As the roads were flooded, the bus driver skipped to pass through Kings Canyon and we reached Alice Springs after 6 hours at the evening. On the way, we stopped at the Middle of Australia and saw some emus at Erldunda Roadhouse onsite emu enclosure.
When to Visit Uluru:
If you want to avoid the rain and experience the real Uluru, visit between May and September.
Where to stay in Alice Springs:
After checking in DoubleTree by Hilton at Alice Springs after a long and wet journey, we went downstairs to eat at the The Deck Eatery & Bar. We were almost declined to be seated as we didn’t have a reservation even though we were hotel guests. Disappointment followed us when the waiter didn’t get the order properly and showed up with something else after minutes of waiting.

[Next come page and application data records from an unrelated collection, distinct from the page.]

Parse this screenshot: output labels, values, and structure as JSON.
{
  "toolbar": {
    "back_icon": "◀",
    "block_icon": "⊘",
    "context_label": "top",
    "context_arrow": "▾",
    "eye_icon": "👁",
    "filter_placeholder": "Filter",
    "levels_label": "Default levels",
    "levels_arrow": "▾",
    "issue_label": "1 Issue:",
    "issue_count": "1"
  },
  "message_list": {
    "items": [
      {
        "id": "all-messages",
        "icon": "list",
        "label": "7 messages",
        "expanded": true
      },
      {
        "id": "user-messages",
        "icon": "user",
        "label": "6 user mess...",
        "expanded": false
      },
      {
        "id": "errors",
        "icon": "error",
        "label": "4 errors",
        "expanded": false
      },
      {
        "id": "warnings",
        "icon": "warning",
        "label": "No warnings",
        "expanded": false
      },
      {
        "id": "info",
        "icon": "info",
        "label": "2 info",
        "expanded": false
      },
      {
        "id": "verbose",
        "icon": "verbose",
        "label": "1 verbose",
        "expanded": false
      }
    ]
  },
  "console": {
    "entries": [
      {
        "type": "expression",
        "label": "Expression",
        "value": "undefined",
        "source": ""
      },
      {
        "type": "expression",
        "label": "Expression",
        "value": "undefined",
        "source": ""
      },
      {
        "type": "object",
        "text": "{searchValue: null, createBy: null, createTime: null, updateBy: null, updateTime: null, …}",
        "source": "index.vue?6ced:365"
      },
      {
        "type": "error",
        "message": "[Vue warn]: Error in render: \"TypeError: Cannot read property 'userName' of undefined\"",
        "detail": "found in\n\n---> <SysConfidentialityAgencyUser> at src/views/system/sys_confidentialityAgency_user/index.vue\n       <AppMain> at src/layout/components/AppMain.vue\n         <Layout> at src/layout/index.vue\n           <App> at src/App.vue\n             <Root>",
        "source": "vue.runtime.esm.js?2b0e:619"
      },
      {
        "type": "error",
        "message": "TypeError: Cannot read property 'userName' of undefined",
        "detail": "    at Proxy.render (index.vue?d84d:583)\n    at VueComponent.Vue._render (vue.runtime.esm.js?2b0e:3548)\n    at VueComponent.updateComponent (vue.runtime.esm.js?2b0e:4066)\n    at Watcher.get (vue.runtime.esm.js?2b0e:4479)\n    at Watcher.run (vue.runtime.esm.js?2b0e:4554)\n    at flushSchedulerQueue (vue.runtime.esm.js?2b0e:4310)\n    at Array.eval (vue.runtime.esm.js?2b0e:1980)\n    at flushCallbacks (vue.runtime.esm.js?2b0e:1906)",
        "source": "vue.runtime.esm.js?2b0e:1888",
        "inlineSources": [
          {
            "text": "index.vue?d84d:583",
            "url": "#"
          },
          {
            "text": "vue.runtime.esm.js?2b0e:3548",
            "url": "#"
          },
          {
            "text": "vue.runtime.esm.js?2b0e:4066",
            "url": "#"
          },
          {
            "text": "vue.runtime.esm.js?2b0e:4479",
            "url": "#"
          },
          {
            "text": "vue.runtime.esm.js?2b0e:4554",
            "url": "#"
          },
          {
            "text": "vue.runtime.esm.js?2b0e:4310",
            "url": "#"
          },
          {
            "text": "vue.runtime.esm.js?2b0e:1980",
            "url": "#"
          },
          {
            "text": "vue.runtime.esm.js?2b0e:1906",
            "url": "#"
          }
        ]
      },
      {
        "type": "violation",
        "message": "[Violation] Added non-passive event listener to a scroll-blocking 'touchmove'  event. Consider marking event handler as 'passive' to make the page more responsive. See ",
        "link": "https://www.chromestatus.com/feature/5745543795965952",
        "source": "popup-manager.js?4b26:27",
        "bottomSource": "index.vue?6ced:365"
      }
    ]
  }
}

There was another hotel next to ours, Lasseters – you may want to prefer this one if you are interested in casinos. Next to DoubleTree, there is also a hotel called Desert Palms which seemed more affordable and family friendly.
Alice Springs is known as a popular gateway for exploring the Red Centre and Alice Springs Telegraph Station Historical Reserve is one of the main point of interests in the city. Some people prefer to stay in Alice Springs and take tours to Uluru while we preferred the other way. Visitors can also climb to the top of Anzac Hill for sweeping views over Alice Springs and the distant MacDonnell Ranges.
During our day visit, we walked to the centre and Telegraph Station. The road was empty and we were expecting to see some kangaroos on the way – as the bus driver from Uluru suggested. Taking the Riverside Path along the Todd River, we’ve seen one kangaroo and a snake around the bush grounds. Rivers in Alice Springs and around are generally dry, but they still call them rivers.
If you are interested in riding bicycles, there are bikes available for hire at the Trail Station Wi-Fi Café, when you reach the top at The Telegraph Station.
The day was over, and we were ready to take off to Cairns to see our second highlight of our trip – The Great Barrier Reef.